Fed likely to signal a coming pullback in economic support
WASHINGTON (AP) — The Federal Reserve is expected this week to send its clearest signal yet that it will start reining in its ultra-low-interest rate policies later this year, the first step toward unwinding the extraordinary support it’s given the economy since the pandemic struck 18 months ago. Many economists think the Fed will formally announce a pullback in November, in response to a steady recovery from the pandemic recession and an acceleration in inflation that has raised widespread concerns. This week’s Fed policy meeting could lay the groundwork for that announcement.
Pfizer says COVID-19 vaccine works in kids ages 5 to 11
Pfizer says its COVID-19 vaccine works for children ages 5 to 11. The vaccine maker said Monday it plans to seek authorization for this age group soon in the U.S., Britain and Europe. The vaccine made by Pfizer and its German partner BioNTech already is available for anyone 12 and older. But many parents are anxiously awaiting vaccinations for their younger children. Pfizer studied a lower dose of its two-dose vaccine in more than 2,200 kindergartners and elementary school-aged kids. The kids developed coronavirus-fighting antibody levels just as strong as teenagers and young adults.
NHTSA opens new investigation into Takata airbags
SILVER SPRING, Md. (AP) — The U.S. government’s highway safety regulator has opened an investigation into a potential problem that surfaced last year with 56 million Takata airbags but that the agency eventually deemed safe based on industry research. The National Highway Traffic Safety Administration has not posted an official document on the investigation yet, but said that it wasn’t aware of any injuries or fatalities due to the problem and that “the public does not need to take any action.” The NHTSA said it would publish an official report on the investigation later Monday.
HP, Procter & Gamble join companies pledge to cut emissions
BERLIN (AP) — Computer-maker HP, consumer goods business Procter & Gamble and coffee capsule company Nespresso have joined a corporate pledge to sharply cut their greenhouse gas emissions over nearly two decades.

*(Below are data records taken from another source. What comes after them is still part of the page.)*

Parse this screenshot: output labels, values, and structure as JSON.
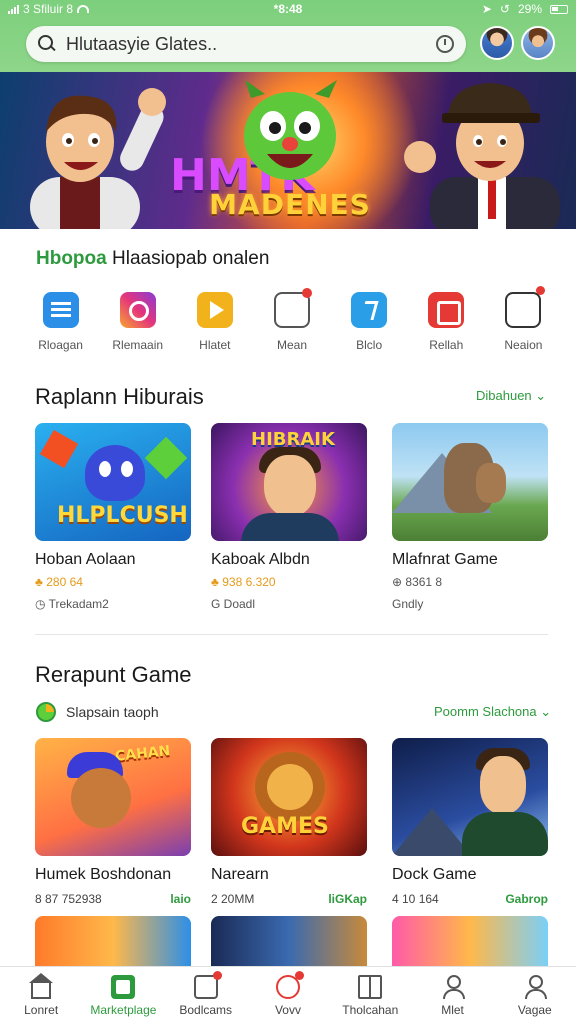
{
  "status": {
    "carrier": "3 Sfiluir 8",
    "time": "*8:48",
    "battery": "29%"
  },
  "search": {
    "placeholder": "Hlutaasyie Glates.."
  },
  "hero": {
    "big_text": "HMTK",
    "title": "MADENES"
  },
  "categories": {
    "heading_green": "Hbopoa",
    "heading_rest": "Hlaasiopab onalen",
    "items": [
      {
        "label": "Rloagan",
        "icon": "list-icon"
      },
      {
        "label": "Rlemaain",
        "icon": "instagram-icon"
      },
      {
        "label": "Hlatet",
        "icon": "play-icon"
      },
      {
        "label": "Mean",
        "icon": "chat-icon"
      },
      {
        "label": "Blclo",
        "icon": "messenger-icon"
      },
      {
        "label": "Rellah",
        "icon": "red-app-icon"
      },
      {
        "label": "Neaion",
        "icon": "box-icon"
      }
    ]
  },
  "section1": {
    "title": "Raplann Hiburais",
    "link": "Dibahuen",
    "cards": [
      {
        "name": "Hoban Aolaan",
        "meta": "280 64",
        "sub": "Trekadam2",
        "art": "HLPLCUSH"
      },
      {
        "name": "Kaboak Albdn",
        "meta": "938 6.320",
        "sub": "G Doadl",
        "art": "HIBRAIK"
      },
      {
        "name": "Mlafnrat Game",
        "meta": "8361 8",
        "sub": "Gndly",
        "art": ""
      }
    ]
  },
  "section2": {
    "title": "Rerapunt Game",
    "link": "Poomm Slachona",
    "subtag": "Slapsain taoph",
    "cards": [
      {
        "name": "Humek Boshdonan",
        "stat": "8 87 752938",
        "action": "laio",
        "art": "CAHAN"
      },
      {
        "name": "Narearn",
        "stat": "2 20MM",
        "action": "liGKap",
        "art": "GAMES"
      },
      {
        "name": "Dock Game",
        "stat": "4 10 164",
        "action": "Gabrop",
        "art": ""
      }
    ]
  },
  "bottom_nav": [
    {
      "label": "Lonret",
      "icon": "home-icon"
    },
    {
      "label": "Marketplage",
      "icon": "marketplace-icon",
      "active": true
    },
    {
      "label": "Bodlcams",
      "icon": "games-icon"
    },
    {
      "label": "Vovv",
      "icon": "favorite-icon"
    },
    {
      "label": "Tholcahan",
      "icon": "book-icon"
    },
    {
      "label": "Mlet",
      "icon": "user-icon"
    },
    {
      "label": "Vagae",
      "icon": "profile-icon"
    }
  ],
  "colors": {
    "header_green": "#7ccf7c",
    "accent_green": "#2e9a3e",
    "badge_red": "#e53935"
  }
}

The Climate Pledge is a grouping of companies and organizations spearheaded by Amazon. It said Monday that it has signed up 86 new members for its voluntary measures. The group said it now has 201 members with global annual revenues of more than $1.8 trillion. The group’s members are encouraged to eliminate as many emissions as possible. Those that can’t be avoided need to be completely offset in the next two decades. That means paying for measures to ensure as many emissions are absorbed by then as the companies continue to emit.
France seeks European support after submarine deal surprise
PARIS (AP) — France canceled meetings with British and Australian officials and is trying to rally EU allies behind its push for more European sovereignty. France is still reeling after being humiliated by major Pacific defense pact orchestrated by the U.S., Australia and Britain. Australia and Britain insisted Monday that the diplomatic crisis wouldn’t affect longer-term relations with France. The defense pact involved a submarine deal that sank a rival French submarine contract. France recalled its ambassadors to the U.S. and Australia over the deal, and its anger isn’t subsiding. France’s foreign minister is meeting Monday with EU counterparts and giving a news conference in New York.
The S&P 500 fell 75.26 points, or 1.7%, to 4,357.73. The Dow Jones Industrial Average lost 614.41 points, or 1.8%, to 33,970.47. The Nasdaq dropped 330.06 points, or 2.2%, to 14,713.90. The Russell 2000 index of smaller companies fell 54.67 points, or 2.4%, to 2,182.20.